Parents reactions to their children being sent to residential schools. Children taken away from their home. The purpose of the residential schools was the education, integration, assimilation and “Christianization” of Aboriginal children into mainstream Canadian society.
The government removed Aboriginal children from their homes and home communities, and transported them to residential schools which were often long distances away. The residential school system predates Confederation and in part grew out of Canada’s missionary experience with various religious organizations. The federal government began to play a role in the development and administration of this school system as early as 1874, mainly to meet its obligation, under the Indian Act, to provide an education to Aboriginal peoples.
Are boys and girls treated correctly? Winnipeg Free Press - November 6, 2009 Long buried truths emerging Unmarked graves of aboriginal people who died in government care a disgrace By: Catherine Mitchell Among the many euphemisms we have constructed to describe dying is the idea that in death we lose a loved one or a part of ourselves.
It is an apt description of the pain that takes hold -- a life is "lost" to us.Imagine the anguish if it were literally true, if a loved one vanishes without a trace. So the anguish carries on. Health situation in residential schools. The Indian Residential School (IRS) system grew out of Canada's missionary experience with various religious organizations.
The federal government began to play a role in the development and administration of this system as early as 1874. The schools were located in every province and territory, except Newfoundland, New Brunswick and Prince Edward Island. Most residential schools ceased to operate by the mid-1970s; and the last federally-run residential school in Canada closed in 1996. It is estimated there are 80,000 people alive today who attended residential schools. Justice for All? On June 11, 2008, in the Parliament of Canada, Prime Minister Stephen Harper apologized on behalf of all Canadians for “the policy of assimilation” and the terrible pain and suffering endured by aboriginal peoples, including Inuit, who attended Indian residential schools and hostels in Canada.
The prime minister said this policy “had no place in a country like Canada.” Everpresent Discrimination.
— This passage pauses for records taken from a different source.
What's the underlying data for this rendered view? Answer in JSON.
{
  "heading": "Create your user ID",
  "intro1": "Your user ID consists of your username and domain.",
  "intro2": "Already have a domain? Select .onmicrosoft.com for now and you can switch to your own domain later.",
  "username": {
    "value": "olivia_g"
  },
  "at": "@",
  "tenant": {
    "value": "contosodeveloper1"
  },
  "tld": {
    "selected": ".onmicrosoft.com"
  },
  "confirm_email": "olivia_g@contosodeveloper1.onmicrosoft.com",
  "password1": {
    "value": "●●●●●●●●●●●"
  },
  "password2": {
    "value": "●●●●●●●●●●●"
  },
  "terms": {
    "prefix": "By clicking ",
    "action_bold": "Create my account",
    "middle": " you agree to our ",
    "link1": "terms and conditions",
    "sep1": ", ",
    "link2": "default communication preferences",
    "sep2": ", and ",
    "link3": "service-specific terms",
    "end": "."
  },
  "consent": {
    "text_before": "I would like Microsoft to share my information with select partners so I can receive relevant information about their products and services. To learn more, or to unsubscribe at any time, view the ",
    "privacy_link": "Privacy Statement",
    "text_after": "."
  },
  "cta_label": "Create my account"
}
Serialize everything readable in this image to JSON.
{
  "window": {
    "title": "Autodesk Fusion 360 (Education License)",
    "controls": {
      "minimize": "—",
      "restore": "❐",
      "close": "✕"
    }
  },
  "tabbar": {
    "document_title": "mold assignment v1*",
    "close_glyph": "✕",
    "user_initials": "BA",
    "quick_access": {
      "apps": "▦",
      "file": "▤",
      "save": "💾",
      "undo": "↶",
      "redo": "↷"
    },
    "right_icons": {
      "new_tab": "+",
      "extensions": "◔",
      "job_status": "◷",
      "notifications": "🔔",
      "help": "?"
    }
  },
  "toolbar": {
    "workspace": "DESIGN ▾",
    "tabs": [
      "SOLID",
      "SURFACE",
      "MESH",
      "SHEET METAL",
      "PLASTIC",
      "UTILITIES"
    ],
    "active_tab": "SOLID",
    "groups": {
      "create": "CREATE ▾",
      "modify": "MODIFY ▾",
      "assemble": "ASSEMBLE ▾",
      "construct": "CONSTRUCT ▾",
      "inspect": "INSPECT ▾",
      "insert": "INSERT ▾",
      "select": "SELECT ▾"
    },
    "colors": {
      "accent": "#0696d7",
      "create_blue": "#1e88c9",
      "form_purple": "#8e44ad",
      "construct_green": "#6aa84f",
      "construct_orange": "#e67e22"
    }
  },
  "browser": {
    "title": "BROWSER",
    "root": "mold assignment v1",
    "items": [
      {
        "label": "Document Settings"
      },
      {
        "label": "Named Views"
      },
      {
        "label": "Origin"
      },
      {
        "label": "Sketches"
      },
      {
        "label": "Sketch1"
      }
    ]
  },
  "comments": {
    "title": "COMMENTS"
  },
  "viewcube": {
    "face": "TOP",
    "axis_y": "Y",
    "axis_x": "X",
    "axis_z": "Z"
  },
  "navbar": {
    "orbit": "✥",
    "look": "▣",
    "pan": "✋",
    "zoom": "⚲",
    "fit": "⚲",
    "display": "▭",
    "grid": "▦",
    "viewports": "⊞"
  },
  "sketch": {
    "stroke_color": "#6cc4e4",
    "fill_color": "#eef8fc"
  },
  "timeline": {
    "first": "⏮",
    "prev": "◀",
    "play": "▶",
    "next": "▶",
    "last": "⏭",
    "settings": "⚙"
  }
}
Katerina Tefft, staff.
Is money going to do the trick? What is a residential school?
In the 19th century, the Canadian government believed it was responsible for educating and caring for aboriginal people in Canada. It thought their best chance for success was to learn English and adopt Christianity and Canadian customs. Ideally, they would pass their adopted lifestyle on to their children, and native traditions would diminish, or be completely abolished in a few generations. The Canadian government developed a policy called "aggressive assimilation" to be taught at church-run, government-funded industrial schools, later called residential schools.
Voluntary Propagation of illnesses. "Residential schools.”
On the surface, the term sounds benign, even bucolic, the sort of place where upper-class Britons would send their children in preparation for Oxford. But for Native Peoples in Canada, residential schools are the stuff of nightmares. For a century, from the 1880s until the mid-1980s, the government of Canada maintained a system of boarding schools for Native children that were operated by churches, including the Anglican and Presbyterian churches, the United Church of Canada, and the Roman Catholic Church.
The schools’ ostensible purpose was to provide education for Native children. But that education served a larger purpose, one that can only be termed genocidal: to eliminate indigenous culture from Canada. Disabled children in residential schools. Download as PDF 0 MB.
A Scandalous Death Rate. At least 3,000 children, including four under the age of 10 found huddled together in frozen embrace, are now known to have died while they were attending Canada's aboriginal residential schools, according to new unpublished research. From the late 19th century onwards, aboriginal children in Canada were forced to attend government-run residential schools, where they suffered emotional, physical and sometimes sexual abuse at the hands of church teachers (Library & Archives Canada/PA-042133) While deaths have long been documented as part of the disgraced residential school system, the findings are the result of the first systematic search of government, school and other records.
"These are actual confirmed numbers," Alex Maass, research manager with the Missing Children Project, told The Canadian Press from Vancouver. "All of them have primary documentation that indicates that there's been a death, when it occurred, what the circumstances were. " About 500 of the victims remain nameless.